Learning About the Merchandising and Manufacturing Inventory
There are two basic types of inventory: merchandising and manufacturing. A merchandiser is a retail business like an art gallery or museum gift shop. The business purchases goods from an arts and crafts manufacturer and in turn sells them to the end user - a consumer like you or me. Easy to account for, you only have to worry about purchases.
If you make the arts and crafts items, you are the manufacturer and your invoice is divided into three components: raw material, work in process and finished goods. This article explains the difference between raw materials, work in process and finished goods.
Understanding Cost of Goods Sold
The cost of goods sold (COGS) reflects all costs directly tied to any product a company makes or sells, be it a merchandiser or a manufacturing company. As merchandisers sell a product they purchase from a manufacturer their COGS will be easier to compute. This is because they only have one type of inventory to keep track of – goods they purchase for resale.
To figure a manufacturing company’s COGS you first have to calculate the cost of goods manufactured. What appears to be a simple single line item in the cost of goods sold for a manufacturing company is really a calculation in which many different variables are added and subtracted.
If you handcraft and sell your arts and crafts, you technically run a manufacturing business. Because you make your product from scratch, figuring your cost of goods sold (COGS)is more complicated than figuring a merchandising cost of goods sold.

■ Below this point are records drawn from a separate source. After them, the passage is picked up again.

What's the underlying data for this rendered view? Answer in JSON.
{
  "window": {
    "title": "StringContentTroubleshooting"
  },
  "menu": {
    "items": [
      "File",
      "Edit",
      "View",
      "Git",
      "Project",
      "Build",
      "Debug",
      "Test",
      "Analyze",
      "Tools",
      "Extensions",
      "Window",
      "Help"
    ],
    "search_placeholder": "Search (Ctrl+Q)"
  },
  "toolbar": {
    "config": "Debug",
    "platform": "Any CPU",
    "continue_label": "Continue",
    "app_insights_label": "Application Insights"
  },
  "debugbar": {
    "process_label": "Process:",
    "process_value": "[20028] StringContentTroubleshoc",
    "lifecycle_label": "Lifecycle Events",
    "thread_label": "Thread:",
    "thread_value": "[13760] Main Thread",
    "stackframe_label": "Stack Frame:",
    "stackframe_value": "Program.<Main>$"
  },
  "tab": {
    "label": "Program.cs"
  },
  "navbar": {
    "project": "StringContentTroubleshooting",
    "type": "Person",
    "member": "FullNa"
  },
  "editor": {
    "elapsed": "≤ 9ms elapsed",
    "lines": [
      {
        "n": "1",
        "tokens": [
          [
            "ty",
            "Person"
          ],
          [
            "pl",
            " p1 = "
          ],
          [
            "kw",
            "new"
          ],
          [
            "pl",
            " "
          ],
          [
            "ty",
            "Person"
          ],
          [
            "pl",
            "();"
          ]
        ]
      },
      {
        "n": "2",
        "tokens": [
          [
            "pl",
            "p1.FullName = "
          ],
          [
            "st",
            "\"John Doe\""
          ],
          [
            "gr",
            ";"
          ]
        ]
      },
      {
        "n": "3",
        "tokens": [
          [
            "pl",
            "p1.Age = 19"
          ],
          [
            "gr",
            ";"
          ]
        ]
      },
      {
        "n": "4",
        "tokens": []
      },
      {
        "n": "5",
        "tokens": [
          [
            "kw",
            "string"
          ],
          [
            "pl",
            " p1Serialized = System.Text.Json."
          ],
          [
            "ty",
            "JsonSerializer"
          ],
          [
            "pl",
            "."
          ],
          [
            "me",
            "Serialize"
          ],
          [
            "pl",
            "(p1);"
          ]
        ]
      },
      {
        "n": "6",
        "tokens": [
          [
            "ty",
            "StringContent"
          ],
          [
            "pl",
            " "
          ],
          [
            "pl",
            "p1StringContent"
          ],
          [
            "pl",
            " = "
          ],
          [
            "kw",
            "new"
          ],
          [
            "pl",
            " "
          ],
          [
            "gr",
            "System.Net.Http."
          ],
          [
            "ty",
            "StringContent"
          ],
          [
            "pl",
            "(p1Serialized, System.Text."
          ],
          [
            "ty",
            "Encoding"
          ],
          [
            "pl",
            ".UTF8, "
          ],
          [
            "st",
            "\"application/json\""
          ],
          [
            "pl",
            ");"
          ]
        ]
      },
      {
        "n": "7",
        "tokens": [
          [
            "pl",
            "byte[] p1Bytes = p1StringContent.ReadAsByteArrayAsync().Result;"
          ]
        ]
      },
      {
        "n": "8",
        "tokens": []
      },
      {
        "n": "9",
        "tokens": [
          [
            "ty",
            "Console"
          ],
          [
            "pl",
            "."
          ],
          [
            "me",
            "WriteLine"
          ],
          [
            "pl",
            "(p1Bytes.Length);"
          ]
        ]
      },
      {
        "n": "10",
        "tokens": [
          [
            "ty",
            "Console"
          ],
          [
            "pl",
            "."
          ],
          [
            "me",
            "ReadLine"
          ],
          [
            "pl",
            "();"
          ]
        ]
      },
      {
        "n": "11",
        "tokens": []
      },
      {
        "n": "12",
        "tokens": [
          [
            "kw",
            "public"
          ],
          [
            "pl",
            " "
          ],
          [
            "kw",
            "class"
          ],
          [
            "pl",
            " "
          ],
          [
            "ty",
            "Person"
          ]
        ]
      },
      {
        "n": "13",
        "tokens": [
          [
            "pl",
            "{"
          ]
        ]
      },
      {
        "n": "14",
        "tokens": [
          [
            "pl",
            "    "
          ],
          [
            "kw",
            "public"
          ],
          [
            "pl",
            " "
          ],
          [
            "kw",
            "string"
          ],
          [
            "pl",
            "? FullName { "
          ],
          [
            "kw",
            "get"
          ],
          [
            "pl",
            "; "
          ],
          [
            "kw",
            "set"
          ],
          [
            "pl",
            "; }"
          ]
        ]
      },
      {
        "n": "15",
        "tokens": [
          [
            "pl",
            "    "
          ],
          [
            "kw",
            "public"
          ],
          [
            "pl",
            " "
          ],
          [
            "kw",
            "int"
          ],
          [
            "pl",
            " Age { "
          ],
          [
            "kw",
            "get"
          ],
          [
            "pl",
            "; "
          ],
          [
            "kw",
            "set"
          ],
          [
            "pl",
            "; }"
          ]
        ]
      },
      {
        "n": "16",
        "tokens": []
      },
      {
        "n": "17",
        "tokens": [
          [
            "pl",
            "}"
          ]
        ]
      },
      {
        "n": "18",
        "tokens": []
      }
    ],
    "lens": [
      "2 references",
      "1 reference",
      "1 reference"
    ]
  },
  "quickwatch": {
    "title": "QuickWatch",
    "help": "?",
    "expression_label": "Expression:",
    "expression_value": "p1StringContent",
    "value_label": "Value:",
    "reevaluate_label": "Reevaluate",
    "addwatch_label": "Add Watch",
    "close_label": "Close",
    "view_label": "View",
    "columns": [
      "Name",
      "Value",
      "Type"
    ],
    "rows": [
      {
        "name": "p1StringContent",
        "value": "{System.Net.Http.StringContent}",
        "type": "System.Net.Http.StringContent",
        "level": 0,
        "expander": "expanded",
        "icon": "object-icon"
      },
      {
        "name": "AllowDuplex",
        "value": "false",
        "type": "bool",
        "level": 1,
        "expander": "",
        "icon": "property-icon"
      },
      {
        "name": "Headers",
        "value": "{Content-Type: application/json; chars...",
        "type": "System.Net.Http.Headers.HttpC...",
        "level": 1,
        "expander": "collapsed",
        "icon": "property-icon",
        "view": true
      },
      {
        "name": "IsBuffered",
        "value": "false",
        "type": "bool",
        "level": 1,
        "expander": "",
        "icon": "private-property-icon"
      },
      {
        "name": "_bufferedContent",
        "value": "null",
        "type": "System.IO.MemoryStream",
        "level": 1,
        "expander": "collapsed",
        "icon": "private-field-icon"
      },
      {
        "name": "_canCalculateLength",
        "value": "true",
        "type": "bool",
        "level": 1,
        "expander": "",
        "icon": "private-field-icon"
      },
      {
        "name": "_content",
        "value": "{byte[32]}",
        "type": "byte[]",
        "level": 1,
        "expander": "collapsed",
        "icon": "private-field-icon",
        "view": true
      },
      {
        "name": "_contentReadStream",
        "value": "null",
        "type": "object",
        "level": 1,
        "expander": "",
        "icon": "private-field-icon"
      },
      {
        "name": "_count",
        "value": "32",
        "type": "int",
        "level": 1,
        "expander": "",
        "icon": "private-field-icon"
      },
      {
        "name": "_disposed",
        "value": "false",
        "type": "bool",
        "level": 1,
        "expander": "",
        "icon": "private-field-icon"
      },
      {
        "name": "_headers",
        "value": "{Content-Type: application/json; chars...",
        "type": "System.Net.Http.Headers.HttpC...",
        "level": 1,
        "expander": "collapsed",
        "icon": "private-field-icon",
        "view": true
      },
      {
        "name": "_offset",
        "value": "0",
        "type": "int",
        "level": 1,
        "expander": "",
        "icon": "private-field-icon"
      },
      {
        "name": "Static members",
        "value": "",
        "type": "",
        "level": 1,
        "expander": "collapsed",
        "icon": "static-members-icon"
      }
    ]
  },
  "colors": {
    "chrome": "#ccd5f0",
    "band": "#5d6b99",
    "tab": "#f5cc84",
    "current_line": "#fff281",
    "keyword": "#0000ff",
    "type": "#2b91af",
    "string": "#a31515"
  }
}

Step-by-step, this article shows you how to factor in direct materials and work in process when calculating cost of goods sold.